Following on from our Inspires Project, we have been working with teachers and Eco Warriors at at Sunnyhill Primary School. With Trees for Cities and Lancaster University, we aimed to raise awareness of air pollution by greening-up their playground and monitoring the levels of particulates.
Trees for Cities began planting trees, flowers and green screens around the site in December 2020. They then held workshops with the pupils on air quality and planting to increase their understanding of pollution. Between April and June, Mapping for Change worked with teacher Gemma Clark and the Eco Warriors to co-design two experiments to monitor particulate pollution (PM2.5) in and around the school.
The first experiment looked at how air pollution varied across the day. The results were as expected with the highest levels of pollution being seen at drop off times when the roads were busiest.
The second experiment investigated how air pollution varied across space. This gave some surprising results, with the green playing field having higher levels of PM2.5 than the surrounding roads on some occasions.
The maps below show the readings over several sampling days for both the roads and the field. The dots on the map represent PM2.5 levels taken every 5 seconds. Blue and yellow dots are considered safe levels of PM2.5 whereas the orange/red/black dots exceed the UK limits. The UK limit for PM2.5 is an annual mean of 25ug/m-3. It is important to note that the visualisations below are based on individual readings, not annual averages. However, they give an indication of the different levels over time and space.

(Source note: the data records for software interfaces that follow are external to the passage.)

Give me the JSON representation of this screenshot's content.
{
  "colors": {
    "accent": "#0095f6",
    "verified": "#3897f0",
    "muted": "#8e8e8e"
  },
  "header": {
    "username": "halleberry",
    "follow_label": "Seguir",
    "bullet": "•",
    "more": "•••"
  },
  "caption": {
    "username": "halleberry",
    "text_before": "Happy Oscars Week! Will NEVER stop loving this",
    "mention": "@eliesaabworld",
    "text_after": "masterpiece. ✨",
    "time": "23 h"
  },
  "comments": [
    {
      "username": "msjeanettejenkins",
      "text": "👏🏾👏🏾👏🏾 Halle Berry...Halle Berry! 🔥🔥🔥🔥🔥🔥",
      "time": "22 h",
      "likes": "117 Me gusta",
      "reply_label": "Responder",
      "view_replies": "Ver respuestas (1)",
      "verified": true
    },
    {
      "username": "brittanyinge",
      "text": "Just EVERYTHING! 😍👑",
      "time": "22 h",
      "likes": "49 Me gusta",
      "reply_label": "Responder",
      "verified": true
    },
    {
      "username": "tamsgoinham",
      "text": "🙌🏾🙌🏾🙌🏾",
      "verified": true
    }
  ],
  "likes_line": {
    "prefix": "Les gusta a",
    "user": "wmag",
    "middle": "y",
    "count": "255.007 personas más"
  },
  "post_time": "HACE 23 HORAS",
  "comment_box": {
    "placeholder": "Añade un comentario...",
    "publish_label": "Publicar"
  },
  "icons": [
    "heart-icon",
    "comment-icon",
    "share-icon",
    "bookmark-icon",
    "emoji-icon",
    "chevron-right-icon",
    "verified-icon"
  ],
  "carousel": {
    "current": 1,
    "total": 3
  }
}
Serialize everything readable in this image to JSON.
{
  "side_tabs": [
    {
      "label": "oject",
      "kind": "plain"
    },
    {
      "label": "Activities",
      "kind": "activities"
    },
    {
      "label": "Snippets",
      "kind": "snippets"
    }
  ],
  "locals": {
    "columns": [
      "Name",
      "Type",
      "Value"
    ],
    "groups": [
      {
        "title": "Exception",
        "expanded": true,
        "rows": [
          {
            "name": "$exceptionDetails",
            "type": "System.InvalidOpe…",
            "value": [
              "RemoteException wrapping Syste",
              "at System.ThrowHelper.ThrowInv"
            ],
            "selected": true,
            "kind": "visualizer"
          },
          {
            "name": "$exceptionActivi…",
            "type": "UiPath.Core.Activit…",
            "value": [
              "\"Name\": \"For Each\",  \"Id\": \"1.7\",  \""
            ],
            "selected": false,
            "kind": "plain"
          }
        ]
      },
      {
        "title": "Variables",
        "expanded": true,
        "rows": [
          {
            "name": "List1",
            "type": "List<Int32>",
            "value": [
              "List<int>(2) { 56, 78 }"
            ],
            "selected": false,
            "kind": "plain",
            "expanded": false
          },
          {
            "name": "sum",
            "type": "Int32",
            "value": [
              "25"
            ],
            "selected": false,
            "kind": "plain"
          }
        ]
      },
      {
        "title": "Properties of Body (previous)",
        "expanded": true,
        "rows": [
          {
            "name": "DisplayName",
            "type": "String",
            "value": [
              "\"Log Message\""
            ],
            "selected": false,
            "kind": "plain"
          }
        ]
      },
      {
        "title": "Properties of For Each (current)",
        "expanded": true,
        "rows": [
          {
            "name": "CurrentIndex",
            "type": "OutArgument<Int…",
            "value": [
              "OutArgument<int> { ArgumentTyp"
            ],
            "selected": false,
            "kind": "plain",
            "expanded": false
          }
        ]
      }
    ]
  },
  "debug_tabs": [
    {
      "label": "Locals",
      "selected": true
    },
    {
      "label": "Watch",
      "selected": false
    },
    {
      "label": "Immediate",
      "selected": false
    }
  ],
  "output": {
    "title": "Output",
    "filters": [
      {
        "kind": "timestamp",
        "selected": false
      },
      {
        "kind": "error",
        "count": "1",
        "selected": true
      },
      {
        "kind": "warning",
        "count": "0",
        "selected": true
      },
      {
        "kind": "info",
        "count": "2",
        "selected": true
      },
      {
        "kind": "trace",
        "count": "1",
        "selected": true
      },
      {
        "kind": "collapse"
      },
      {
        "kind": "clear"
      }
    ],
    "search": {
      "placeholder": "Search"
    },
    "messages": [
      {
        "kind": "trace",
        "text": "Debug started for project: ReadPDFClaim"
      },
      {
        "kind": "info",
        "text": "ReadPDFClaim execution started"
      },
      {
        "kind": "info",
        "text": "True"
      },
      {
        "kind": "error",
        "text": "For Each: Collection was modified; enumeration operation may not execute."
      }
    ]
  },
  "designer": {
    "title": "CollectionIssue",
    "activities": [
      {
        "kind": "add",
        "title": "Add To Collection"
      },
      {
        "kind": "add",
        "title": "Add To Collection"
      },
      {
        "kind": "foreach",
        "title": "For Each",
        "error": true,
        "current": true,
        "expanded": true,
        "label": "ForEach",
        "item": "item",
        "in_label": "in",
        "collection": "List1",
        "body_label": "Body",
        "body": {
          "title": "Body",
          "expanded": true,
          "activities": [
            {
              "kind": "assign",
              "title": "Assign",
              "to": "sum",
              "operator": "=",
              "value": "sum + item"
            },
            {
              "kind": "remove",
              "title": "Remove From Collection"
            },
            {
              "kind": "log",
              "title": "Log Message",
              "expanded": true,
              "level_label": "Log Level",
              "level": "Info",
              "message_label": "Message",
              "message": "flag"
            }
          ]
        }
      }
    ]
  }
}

PM2.5 levels at drop off time
PM2.5 levels at break time
PM2.5 levels at pick up time
Armed with these data, the Eco Warriors came up with ideas on how to improve the air that they were breathing. Firstly they created a report to send to parents with the results of their experiments. This sparked action from one particular parent who wrote to the local council asking for help with anti-idling banners. The council were more than willing to support the campaign and have agreed to work with the school to design their own banners and have them installed around the school.
In addition, as a result of their hard work and engagement, the council agreed to reinstate the plan for a School Street, which they had previously revoked. This means that during school time, traffic is restricted on the nearest roads, thereby reducing local air pollution around the school.

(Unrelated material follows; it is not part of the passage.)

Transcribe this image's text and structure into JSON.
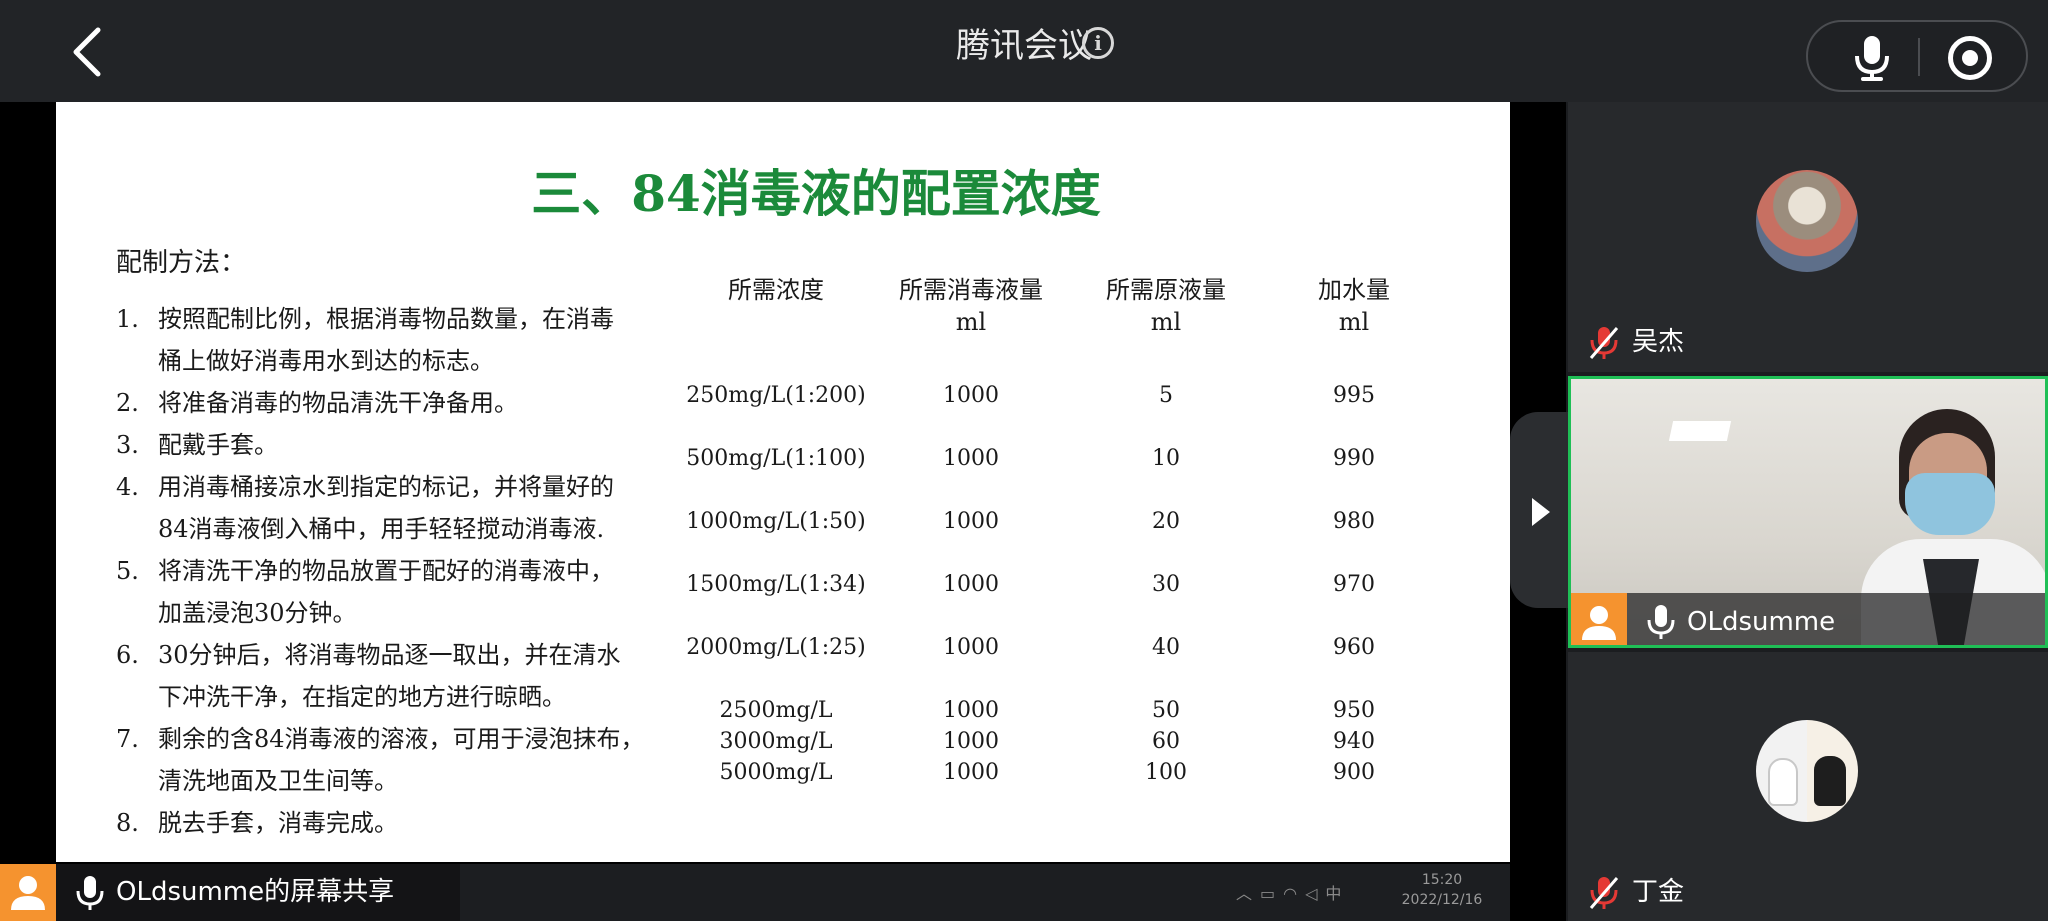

Invigorated by the amazing work and enthusiasm of Sunnyhill, we can’t wait to start working with two new schools – Hartley and Lordship Lane Primary Schools in September!